*Task brief:*
State how many lines of the records contain the string "content". Give the number alone.

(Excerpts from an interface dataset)
==*==

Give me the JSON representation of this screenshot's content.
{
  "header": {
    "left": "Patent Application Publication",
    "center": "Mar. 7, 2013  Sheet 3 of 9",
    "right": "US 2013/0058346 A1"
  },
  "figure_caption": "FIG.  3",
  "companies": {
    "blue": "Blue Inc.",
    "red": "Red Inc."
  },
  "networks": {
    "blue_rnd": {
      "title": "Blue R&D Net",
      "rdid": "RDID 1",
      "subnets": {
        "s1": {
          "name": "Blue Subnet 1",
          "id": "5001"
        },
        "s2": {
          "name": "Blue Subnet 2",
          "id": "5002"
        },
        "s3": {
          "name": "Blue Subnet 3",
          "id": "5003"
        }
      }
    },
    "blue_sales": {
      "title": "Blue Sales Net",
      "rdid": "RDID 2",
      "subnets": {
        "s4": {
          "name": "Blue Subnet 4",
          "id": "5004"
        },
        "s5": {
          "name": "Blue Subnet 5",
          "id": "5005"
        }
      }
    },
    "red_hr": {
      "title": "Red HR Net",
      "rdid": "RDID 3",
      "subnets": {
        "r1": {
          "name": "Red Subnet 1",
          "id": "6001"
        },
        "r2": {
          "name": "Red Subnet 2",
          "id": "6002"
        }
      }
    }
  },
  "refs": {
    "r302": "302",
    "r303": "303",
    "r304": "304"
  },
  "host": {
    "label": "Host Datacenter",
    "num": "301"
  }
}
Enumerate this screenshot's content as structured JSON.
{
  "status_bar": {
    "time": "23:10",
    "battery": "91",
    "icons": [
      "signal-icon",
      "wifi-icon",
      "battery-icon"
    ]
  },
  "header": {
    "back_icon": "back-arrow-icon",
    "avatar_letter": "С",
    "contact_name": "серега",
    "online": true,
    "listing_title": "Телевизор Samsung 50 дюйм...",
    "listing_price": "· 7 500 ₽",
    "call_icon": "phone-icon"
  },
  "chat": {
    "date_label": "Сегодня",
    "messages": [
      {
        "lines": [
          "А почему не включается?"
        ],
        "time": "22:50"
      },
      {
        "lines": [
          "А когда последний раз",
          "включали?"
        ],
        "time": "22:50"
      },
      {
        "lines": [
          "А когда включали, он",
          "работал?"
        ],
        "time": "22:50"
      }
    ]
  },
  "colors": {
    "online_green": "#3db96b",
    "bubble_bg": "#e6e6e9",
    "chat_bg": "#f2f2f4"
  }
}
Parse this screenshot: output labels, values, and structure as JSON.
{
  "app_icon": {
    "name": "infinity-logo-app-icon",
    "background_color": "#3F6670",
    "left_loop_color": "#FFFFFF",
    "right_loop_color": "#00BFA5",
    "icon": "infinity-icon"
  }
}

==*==

*Task result:*
2